The U.S. beef trade balance is expected to show a widening deficit (imports higher than exports) in 2024 and 2025. Figure 7 shows the beef trade balance from 2010 to 2025. With domestic beef production expected to fall about 6% in 2025, annual exports are forecast at 2.5 billion pounds, representing an 11% decrease year over year. As a percent of production, 2025 exports would represent about 10%. For 2024, exports as a percent of production are forecast at just under 11%, while the average from 2019-23 was around 12%. The combination of fewer supplies available to export, higher beef prices in the U.S. and increased competition from Oceania will continue to create challenges for the expansion of U.S. beef exports.
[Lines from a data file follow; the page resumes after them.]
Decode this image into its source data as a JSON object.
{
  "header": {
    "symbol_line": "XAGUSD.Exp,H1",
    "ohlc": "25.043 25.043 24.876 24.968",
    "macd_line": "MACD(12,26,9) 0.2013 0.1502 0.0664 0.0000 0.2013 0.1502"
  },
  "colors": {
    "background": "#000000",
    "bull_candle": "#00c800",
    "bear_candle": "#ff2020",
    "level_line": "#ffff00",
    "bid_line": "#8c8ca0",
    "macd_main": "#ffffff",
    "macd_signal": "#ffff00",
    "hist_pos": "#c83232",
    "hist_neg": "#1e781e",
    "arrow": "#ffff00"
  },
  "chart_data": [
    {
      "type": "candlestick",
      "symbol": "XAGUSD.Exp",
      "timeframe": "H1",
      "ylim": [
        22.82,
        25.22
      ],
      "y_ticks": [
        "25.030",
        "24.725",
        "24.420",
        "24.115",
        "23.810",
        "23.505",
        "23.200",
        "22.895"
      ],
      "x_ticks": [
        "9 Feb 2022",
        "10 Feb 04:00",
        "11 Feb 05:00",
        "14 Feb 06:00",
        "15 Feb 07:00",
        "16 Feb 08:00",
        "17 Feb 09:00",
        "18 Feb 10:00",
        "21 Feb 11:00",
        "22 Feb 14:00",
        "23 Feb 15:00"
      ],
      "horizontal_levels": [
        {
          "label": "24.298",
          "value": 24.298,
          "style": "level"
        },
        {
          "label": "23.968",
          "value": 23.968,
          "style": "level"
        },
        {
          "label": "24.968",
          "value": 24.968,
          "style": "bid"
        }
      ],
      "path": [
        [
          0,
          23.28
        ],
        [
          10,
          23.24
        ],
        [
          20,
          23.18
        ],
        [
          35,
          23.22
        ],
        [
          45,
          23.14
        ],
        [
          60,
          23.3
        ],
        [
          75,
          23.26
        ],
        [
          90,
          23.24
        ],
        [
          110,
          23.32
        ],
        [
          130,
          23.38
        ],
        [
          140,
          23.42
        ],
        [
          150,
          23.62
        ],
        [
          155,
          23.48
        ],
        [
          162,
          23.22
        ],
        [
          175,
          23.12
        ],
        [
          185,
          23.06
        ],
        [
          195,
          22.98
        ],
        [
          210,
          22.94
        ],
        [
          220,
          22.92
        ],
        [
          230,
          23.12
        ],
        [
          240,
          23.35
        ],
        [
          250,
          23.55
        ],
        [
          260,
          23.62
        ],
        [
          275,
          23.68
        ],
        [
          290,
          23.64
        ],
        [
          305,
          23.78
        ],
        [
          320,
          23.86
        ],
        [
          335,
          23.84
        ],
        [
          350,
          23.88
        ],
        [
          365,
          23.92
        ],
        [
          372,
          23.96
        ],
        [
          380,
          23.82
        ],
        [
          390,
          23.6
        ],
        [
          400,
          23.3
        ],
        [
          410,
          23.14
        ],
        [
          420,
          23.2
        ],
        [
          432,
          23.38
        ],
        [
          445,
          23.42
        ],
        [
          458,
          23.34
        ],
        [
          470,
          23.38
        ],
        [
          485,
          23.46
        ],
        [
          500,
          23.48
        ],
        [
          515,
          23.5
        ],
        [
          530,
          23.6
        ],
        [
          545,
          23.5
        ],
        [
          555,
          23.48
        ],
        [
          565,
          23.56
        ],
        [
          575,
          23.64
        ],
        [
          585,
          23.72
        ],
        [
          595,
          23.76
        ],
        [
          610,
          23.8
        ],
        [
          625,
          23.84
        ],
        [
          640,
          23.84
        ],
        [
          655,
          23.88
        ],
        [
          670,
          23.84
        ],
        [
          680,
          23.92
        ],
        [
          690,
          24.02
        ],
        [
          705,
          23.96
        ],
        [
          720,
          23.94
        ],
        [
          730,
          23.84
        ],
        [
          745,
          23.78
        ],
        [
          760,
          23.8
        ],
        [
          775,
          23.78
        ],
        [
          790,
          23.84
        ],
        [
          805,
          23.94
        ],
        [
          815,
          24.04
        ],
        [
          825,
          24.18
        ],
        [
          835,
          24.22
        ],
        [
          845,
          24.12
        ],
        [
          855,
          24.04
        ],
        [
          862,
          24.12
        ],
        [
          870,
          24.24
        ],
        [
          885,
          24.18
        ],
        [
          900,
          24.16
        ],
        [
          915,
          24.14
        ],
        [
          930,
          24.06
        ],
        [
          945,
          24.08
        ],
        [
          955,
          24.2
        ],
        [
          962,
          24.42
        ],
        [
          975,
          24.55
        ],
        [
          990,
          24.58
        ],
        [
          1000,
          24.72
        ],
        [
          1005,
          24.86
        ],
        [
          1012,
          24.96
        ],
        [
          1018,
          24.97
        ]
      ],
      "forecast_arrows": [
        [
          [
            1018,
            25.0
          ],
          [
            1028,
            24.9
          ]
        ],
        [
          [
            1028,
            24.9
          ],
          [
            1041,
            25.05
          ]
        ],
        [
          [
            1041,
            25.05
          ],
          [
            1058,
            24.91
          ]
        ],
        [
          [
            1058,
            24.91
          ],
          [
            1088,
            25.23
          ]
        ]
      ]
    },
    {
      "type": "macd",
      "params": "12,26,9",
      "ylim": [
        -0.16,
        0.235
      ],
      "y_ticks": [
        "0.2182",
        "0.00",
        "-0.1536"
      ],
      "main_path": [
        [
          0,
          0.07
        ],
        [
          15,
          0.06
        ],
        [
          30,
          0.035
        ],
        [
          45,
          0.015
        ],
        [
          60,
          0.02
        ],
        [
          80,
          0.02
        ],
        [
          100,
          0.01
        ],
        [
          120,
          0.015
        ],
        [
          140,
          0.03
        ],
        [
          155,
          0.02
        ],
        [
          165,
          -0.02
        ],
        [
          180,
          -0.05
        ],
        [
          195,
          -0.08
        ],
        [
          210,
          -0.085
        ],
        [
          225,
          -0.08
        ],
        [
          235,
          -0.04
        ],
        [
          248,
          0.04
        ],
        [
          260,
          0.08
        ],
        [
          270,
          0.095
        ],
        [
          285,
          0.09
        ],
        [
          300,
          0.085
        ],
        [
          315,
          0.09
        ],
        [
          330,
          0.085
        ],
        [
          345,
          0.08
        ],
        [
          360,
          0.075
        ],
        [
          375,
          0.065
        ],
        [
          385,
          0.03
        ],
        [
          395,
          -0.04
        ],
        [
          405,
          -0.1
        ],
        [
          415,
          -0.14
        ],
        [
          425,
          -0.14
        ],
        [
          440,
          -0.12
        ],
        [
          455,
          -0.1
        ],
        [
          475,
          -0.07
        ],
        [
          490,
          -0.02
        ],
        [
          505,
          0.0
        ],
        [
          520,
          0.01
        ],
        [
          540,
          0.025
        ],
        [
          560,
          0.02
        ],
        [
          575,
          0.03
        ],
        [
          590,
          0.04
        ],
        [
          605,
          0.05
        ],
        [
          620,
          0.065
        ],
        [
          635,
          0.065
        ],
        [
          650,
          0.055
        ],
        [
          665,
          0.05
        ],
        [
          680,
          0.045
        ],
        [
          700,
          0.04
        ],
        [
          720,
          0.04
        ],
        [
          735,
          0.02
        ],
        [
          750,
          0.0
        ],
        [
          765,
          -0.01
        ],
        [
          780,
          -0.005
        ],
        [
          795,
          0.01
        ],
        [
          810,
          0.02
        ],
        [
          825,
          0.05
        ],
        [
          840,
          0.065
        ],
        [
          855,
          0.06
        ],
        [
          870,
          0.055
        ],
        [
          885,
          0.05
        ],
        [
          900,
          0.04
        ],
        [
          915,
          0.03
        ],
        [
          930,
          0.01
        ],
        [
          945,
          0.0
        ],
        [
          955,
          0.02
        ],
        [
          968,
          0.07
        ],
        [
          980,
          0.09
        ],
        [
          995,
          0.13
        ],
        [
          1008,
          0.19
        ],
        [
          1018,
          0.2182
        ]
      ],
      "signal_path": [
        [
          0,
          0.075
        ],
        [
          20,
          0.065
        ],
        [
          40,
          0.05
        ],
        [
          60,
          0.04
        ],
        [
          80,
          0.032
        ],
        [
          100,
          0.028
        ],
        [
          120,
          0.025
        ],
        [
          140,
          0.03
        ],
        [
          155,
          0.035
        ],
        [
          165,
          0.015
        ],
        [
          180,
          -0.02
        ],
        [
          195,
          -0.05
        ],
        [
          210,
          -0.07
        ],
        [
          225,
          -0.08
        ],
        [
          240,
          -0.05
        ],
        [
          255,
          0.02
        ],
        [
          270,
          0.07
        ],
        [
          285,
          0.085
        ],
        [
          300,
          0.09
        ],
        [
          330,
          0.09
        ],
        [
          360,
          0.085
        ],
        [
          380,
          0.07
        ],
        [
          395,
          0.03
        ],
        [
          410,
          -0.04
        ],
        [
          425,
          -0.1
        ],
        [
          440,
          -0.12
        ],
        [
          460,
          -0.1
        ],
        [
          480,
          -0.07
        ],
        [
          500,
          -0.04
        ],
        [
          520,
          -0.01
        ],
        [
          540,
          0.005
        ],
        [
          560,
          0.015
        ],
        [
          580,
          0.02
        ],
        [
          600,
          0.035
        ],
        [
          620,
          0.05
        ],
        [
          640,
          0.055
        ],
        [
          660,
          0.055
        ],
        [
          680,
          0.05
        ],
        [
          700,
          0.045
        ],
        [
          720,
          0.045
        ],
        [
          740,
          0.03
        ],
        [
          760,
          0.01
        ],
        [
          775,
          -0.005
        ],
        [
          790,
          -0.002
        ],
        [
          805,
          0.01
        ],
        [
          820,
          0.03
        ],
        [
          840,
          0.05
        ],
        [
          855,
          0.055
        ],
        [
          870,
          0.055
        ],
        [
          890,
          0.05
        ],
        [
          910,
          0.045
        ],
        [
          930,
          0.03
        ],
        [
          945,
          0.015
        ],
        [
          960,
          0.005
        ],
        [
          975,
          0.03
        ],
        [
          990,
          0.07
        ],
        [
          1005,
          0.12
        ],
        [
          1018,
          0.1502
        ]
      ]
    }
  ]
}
The expected growth in beef imports into 2025 is more muted compared to the forecast increase in 2024. With much lower cow slaughter expected in 2025, the demand for imported lean trimmings will be high. However, for a number of major beef suppliers, tariff-rate quotas (TRQs) may constrain the ability for imports to grow year over year compared to large expected imports in 2024. Through the last week in April 2024, imports under the TRQs have already reached nearly 35% of the cumulative total for all quotas. Imports from Brazil and other countries without a specific quota or free trade agreement are limited by a quota that was filled in February of this year; imports from Brazil have dropped off since then. Imports from Australia are also subject to a TRQ that has not been filled since 2015. In 2024, the fill rate of the quota through the last week in April is only about 11% behind the same period in 2015, indicating a stronger fill rate relative to recent years. Further increases in imports in 2025 may be limited by these quotas. High prices for beef imports in the U.S. may partially offset the higher out-of-quota tariff; however, the TRQ is expected to largely limit over-quota imports from any countries that fill their quota before the end of the year and alternative destinations become more price competitive.

The seasonal pattern of imports over the last three years has been heavily front-loaded. The first quarter has accounted for an average of 28% of total annual imports as countries rush to fill the TRQ when it resets in January. This seasonal pattern is carried into 2025, with the first-quarter forecast at 1.2 billion pounds. The annual import forecast is 4.225 billion pounds, a year-over-year increase of just over 1%. The ratio of imports as a percent of total disappearance is expected to be around 16%. For 2024, the ratio of imports as a percent of disappearance is forecast at just under 15%, while the average from 2019-23 was around 12%.

U.S. live cattle trade

The U.S. cattle import forecast for 2024 is 2.1 million head. Total live cattle imports in the first quarter were about 6% higher than the same period last year. Imports from Canada are up 10%; imports from Mexico are up about 4% year over year. The forecast for cattle imports in 2025 is 2.05 million head, a moderate year-over-year decrease driven by relatively tight supplies of cattle in Canada and Mexico rather than by a lack of U.S. demand for the cattle. Live cattle exports in 2024 are forecast at 250,000 head, while 2025 is forecast to fall to 150,000 head.